I get angry dismissive emails every month or so, often from the strangest places. Surprisingly, the majority of my dissenters over the years were clergy of some sort, but today's angry email came from someone I considered more than a client. He has purchased two Bravura trumpets in the past and actually stood over my shoulder for the entire production asking questions and comments as he himself is a trumpet maker of sorts. The process of building my horns is not simple so I didn't see any harm in sharing as I highly doubt he could reproduce my results. He has praised my instruments for years and I have likewise praised his musical ability.
We had a casual phone conversation yesterday concerning his ideas for a new trumpet brace, which he claims to have tested superior to my own designs. Apparently using a "synthetic material" which has not been named, he modified a Getzen trumpet to play 1.5 decibels louder than his Bravura so now he is asking me to change my production. Producing just one part of his proposed design could easily consume 4-6 weeks of my undivided attention and I let him know the cost would be considerable not to mention incorporating a design change into my line of instruments. And why should I change my production to suit his idea, one that I have already tested years ago?
His email below (identity omitted):
Thanks for the conversation yesterday, its always entertaining hearing your thoughts on trumpets.
I have to say that I am disappointed that you will not offer conventional weight trumpets as part of your business model. A couple years ago you gave me the impression that you wanted to sell as many trumpets as possible, without compromising, of course.
I appreciate that you have the realities of manufacturing to deal with and that you are content with selling 200-300 horns per year. The sad reality is that people aren't going to change their minds and start buying heavy trumpets in large numbers. I'm afraid you are just going to wake up one day and on a whim stop building trumpets. Then all that will be left is 1000 or so Harrelson trumpets in existence with no one to carry on your work.
Is it really about putting a clearly superior trumpet into the hands of anyone who wants one, or is it about being another Dave Monette who doesn't really care what his customers want because his way is the right way?
As a strong supporter and repeat customer, I'm trying to make you realize that there is a huge pool of customers that just won't even consider a heavy (or "weird" looking) horn and that attitude will take decades to change, not years. By that time you likely will be bored with it all and quit.
Anyway, I again thank you for your great contributions to trumpet building science and sharing your knowledge."
My response is posted below and then I will have nothing more to say on this subject. I will not get into a "Trumpet Herald" style sparring session over how to run my own business ;)
I spent almost an hour speaking with you yesterday and never had any idea you were upset.

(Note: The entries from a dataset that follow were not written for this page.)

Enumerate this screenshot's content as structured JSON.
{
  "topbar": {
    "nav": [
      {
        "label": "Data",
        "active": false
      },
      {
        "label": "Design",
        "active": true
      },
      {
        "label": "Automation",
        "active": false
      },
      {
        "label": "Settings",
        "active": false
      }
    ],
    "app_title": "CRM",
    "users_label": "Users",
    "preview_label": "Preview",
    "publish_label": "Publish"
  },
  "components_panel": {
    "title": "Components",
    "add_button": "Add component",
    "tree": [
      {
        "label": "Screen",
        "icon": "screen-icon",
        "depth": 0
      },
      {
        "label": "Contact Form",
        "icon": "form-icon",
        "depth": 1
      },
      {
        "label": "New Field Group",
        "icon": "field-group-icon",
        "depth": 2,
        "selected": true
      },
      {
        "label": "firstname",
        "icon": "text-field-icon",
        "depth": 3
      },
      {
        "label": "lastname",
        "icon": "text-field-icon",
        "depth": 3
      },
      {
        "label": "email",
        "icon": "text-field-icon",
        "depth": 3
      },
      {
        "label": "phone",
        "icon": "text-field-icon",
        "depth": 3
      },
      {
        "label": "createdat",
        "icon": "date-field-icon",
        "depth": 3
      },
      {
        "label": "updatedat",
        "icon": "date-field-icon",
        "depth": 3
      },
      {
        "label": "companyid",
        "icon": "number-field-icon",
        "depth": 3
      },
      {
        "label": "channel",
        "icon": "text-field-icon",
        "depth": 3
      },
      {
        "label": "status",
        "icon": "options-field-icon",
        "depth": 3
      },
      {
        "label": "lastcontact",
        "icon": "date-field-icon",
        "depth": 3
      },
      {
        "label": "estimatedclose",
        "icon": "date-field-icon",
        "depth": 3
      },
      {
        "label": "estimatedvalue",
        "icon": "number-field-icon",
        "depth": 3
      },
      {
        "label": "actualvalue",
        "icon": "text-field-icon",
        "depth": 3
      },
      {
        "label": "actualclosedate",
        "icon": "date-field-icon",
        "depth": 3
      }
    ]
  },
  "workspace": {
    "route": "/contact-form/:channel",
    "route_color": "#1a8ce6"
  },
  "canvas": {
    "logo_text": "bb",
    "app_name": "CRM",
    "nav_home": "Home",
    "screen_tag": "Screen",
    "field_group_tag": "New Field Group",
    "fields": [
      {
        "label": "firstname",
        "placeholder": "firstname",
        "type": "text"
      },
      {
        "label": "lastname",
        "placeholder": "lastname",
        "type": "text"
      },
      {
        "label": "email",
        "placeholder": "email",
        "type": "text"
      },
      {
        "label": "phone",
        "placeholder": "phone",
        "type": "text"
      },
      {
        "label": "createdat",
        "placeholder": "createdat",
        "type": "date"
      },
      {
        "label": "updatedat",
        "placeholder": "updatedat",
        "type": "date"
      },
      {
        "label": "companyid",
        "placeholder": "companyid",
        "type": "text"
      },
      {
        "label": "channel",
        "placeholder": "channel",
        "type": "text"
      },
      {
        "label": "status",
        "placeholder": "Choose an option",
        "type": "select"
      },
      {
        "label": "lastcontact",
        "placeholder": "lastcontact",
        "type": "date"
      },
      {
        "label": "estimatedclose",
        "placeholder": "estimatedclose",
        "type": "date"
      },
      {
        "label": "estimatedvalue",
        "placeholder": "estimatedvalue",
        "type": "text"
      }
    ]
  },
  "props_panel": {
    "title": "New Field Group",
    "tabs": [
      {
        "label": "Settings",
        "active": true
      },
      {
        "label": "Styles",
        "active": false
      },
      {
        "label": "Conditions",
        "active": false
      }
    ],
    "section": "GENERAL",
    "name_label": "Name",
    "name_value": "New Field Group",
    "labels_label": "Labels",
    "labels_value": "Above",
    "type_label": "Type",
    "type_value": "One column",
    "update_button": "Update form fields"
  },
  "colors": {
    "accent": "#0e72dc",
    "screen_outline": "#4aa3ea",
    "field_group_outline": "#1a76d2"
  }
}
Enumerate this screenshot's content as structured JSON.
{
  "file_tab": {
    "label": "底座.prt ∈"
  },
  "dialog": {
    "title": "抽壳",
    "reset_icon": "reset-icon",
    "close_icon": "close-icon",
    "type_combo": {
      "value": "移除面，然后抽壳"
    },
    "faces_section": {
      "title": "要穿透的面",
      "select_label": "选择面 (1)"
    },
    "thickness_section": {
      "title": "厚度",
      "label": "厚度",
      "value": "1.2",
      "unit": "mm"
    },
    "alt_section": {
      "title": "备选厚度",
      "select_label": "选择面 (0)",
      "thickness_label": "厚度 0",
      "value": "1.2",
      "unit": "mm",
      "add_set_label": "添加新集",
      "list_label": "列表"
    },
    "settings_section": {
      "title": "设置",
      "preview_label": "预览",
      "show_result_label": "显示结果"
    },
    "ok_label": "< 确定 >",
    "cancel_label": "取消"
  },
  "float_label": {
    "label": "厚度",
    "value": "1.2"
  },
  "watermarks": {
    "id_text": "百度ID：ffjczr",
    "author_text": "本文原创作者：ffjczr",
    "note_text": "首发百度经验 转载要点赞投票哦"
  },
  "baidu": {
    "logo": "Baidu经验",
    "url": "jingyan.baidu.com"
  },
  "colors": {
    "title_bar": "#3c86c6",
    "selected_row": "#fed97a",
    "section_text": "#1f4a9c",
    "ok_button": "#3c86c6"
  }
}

I have devoted more than 15 years of my life to understanding the physics of acoustic instruments. Your ideas are not new, nor are many of mine, this is reality. You state that you're disappointed in me making comparison to Dave Monette. Do you realize almost every statement in your email is a contradiction and comes across as emotional? Did I somehow offend you by running my business the way my customers see appropriate? Did I not build your trumpet exactly the way you wanted with you leaning over my shoulder throughout the entire process? And now you condemn me?
And what is this controversy over standard weight instruments? Have you played my HT3, which is more efficient than any Bach or Yamaha, costs $1000 less and is almost identical in weight? Please take the time to understand my products before ripping me apart in a rude email that Paul is trained to delete before it reaches my eyes.
Weight has nothing to do with physics of trumpets. It is not a necessary component and your assumption that my goal is to add weight is misguided to say the least. Tens of thousands of hours experimenting on trumpets and you think my goal is weight? Hmm. Regardless, my goal is to offer the best playing horn to fit each individual's playing preferences and nothing more. I don't care to sell thousands of horns and hope the custom market remains relatively small. If my designs became mainstream, they'd be ordinary like a Bach. Mainstream is exactly what I do not want.
Your email is dismissive, which anyone would find disrespectful, so I imagine you'll find my rebuttal the same. Attack my life's work and I will defend. Your one idea is a small grain of salt in a massive heap that overflows my every moment. If you want your hollow braces produced, be prepared to pay the price. I don't think you'll find another shop in the world that will come close to my price and quality, though I don't believe you're remotely interested in producing anything. Maybe you simply like to throw insults at people that have more important things to do?
In your words I will, "wake up one day and on a whim stop building trumpets" and "likely will be bored with it all and quit". In reality, I will never stop thinking about how to improve the trumpet or most other things. Where do you get these ideas since we barely know each other? If I ever do retire from building trumpets, it will most likely be to avoid the arrogant and dismissive emails from people telling me how to run my business or the long hours.
You have your own ideas, put them to work and compete with Harrelson Trumpets. I welcome all legitimate innovation in the trumpet marketplace even if it comes from a former client who, after purchasing and praising two Bravuras, thinks my designs are seriously flawed. We sell more custom made trumpets than any other company in the world. Please, compete and show me how a trumpet should be built.